  • PA Cat September 30, 2021, 3:27 PM

    My grandmother used to recite a poem by Helen Hunt Jackson (1830-1885) round about this time of year:
    O suns and skies and clouds of June,
    And flowers of June together,
    Ye cannot rival for one hour
    October’s bright blue weather.

    When loud the bumble-bee makes haste,
    Belated, thriftless, vagrant,
    And golden-rod is dying fast,
    And lanes with grapes are fragrant;

    When gentians roll their fringes tight
    To save them for the morning,
    And chestnuts fall from satin burrs
    Without a sound of warning;

    When on the ground red apples lie
    In piles like jewels shining,
    And redder still on old stone walls
    Are leaves of woodbine twining;

    When all the lovely wayside things
    Their white-winged seeds are sowing,
    And in the fields, still green and fair,
    Late aftermaths are growing;

    When springs run low, and on the brooks,
    In idle golden freighting,
    Bright leaves sink noiseless in the hush
    Of woods, for winter waiting;

    When comrades seek sweet country haunts,
    By twos and twos together,
    And count like misers hour by hour,
    October’s bright blue weather.

    O suns and skies and flowers of June,
    Count all your boasts together,
    Love loveth best of all the year
    October’s bright blue weather.

    Jackson is an interesting writer. She was born in Amherst, MA, which explains the New England-y imagery in the poem.

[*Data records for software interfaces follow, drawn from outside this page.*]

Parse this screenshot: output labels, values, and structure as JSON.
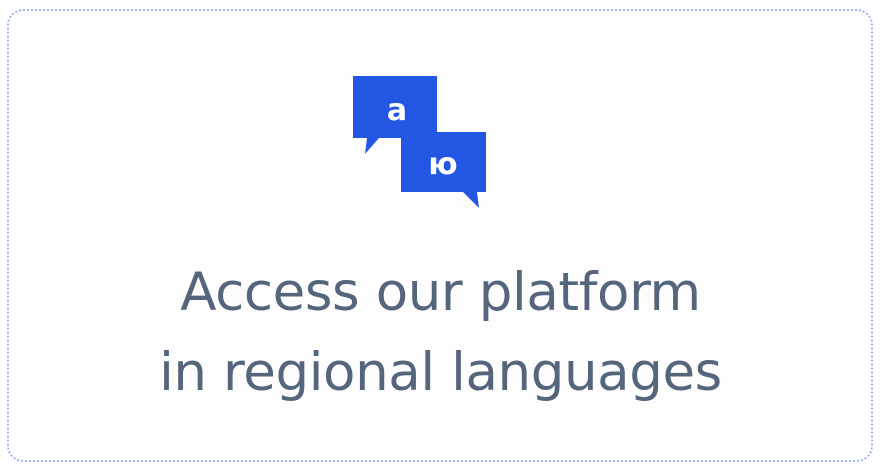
{
  "card": {
    "icon": {
      "name": "regional-language-chat-icon",
      "glyph_left": "a",
      "glyph_right": "ю",
      "color": "#2356e3"
    },
    "headline_line1": "Access our platform",
    "headline_line2": "in regional languages",
    "text_color": "#55657b",
    "border_color": "#9db7ee"
  }
}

After her first husband was killed in an accident in 1863, she moved to Colorado seeking a cure for her tuberculosis. There she met her second husband, a railroad executive. Jackson became an activist on behalf of the Ponca, Sioux, and other American Indian tribes during her years living out West. Her poem may be typical of the nineteenth century in its emphasis on the joys of friendship as well as nature (Hunt was a close friend of Emily Dickinson, who had also grown up in Amherst), but it still catches the atmosphere of a New England autumn.

  • TC September 30, 2021, 8:00 PM

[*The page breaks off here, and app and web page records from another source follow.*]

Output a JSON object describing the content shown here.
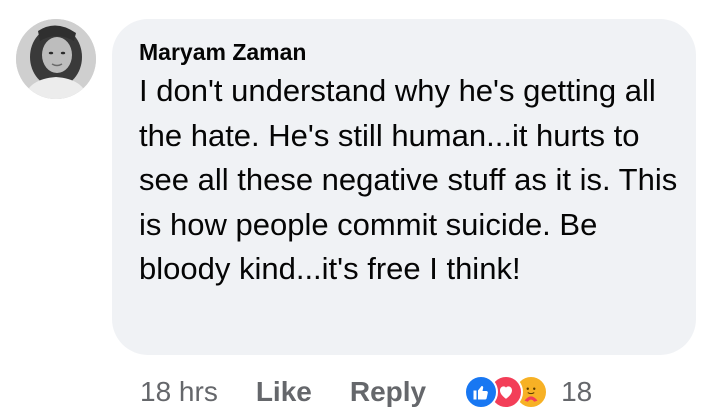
{
  "comment": {
    "author": "Maryam Zaman",
    "text": "I don't understand why he's getting all the hate. He's still human...it hurts to see all these negative stuff as it is. This is how people commit suicide. Be bloody kind...it's free I think!",
    "timestamp": "18 hrs",
    "like_label": "Like",
    "reply_label": "Reply",
    "reactions": {
      "icons": [
        "like-icon",
        "love-icon",
        "care-icon"
      ],
      "count": "18"
    }
  },
  "colors": {
    "bubble": "#f0f2f5",
    "text": "#050505",
    "secondary": "#65676b",
    "like": "#1877f2",
    "love": "#f33e58",
    "care": "#f7b125"
  }
}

    I love that book…

  • Margot October 2, 2021, 8:46 AM

    October’s Heaven Scent

    I hope heaven’s like October
    ‘Cause, October, you’re the one
    Who gives us skies of indigo
    That greet the autumn sun.
    A collage of fallen leaves
    Tumbling through a wood,
    Stirring up that smell of fall
    That makes me feel so good.
    And a patch of ripened pumpkins
    To make a million pumpkin pies
    Or friendly jack-o-lanterns
    With glowing mouths and eyes.
    I hope heaven’s like October,
    The air just has that feel
    Of wishes and remembering
    And makes them seem so real.
    If heaven is like October
    There’ll be a gentle storm
    But I’ll have a cozy house
    And fire to keep me warm.
    I’ll hear a lonely whistle blow
    From a train way down the track,
    If heaven’s like October,
    Then I can live with that.

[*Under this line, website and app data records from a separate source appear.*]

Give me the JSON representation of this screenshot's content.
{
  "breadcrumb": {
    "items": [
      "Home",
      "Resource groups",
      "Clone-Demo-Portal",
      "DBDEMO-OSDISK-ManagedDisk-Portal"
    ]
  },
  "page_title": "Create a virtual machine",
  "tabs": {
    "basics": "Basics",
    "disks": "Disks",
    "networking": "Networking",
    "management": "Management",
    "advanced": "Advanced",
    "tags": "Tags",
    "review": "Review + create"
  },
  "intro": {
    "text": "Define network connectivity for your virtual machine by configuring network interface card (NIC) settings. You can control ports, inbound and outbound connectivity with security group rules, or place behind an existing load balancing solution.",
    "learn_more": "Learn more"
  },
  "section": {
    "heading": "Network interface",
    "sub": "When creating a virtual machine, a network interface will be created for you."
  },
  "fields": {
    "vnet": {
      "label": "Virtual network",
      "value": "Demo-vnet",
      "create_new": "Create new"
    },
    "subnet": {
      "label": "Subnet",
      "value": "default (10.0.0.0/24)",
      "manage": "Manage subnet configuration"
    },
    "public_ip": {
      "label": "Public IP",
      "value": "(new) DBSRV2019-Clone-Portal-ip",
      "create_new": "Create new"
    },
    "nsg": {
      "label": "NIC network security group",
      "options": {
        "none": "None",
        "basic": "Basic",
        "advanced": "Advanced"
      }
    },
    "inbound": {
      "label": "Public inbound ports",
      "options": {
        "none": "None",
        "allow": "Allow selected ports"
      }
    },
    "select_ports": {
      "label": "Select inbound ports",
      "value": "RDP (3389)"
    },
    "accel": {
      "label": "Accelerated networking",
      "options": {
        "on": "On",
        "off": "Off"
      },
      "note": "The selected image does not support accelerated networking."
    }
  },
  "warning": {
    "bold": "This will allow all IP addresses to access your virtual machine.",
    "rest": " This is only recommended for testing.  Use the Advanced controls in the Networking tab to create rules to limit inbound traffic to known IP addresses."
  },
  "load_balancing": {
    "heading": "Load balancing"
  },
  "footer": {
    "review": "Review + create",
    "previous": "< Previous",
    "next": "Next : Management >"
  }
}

  • gwbnyc October 4, 2021, 6:35 AM
  • pbird October 12, 2022, 9:15 AM
  • jwm October 12, 2022, 10:52 AM

    Autumn in here the Southland is a much more subtle affair. If you’re coming from the East, you can miss it the first couple of years you’re here. It whispers in the smell of the mornings, the deepening gold light in the afternoon, and the thinning heat of mid-day. The ocean water is still warm from summer, and surfing the deep green autumn swells rolling in through the thin fog is like flying on a sheet glass roller coaster. Today, this Wednesday, is all of that.


  • TrangBang68 October 12, 2022, 2:24 PM

    That crazy, funked out poet Gil Scott Heron wrote:

    And now it’s winter
    Come on, sing if you know the words
    Seemed like winter in America
    A time when all of the healers done been killed
    Or been betrayed, say
    People know that something’s wrong
    Everybody oughta know winter
    Seemed like winter in America
    The truth is there ain’t nobody fighting
    Because, well nobody knows what to save
    Brother, save your soul
    Lord knows it’s winter in America
    The Constitution, a noble piece of paper
    With free society
    Well, they struggled but they died in vain
    And now democracy is ragtime on the corners
    On the cord, hoping it’d rain
    Yes, he’s been a-hopin’ for some rain
    But it just don’t look like rain

    Cousin Gil was afraid of white bread Tricky Dick Nixon, but the sons of Bull Connor on the left are ushering in “winter in America”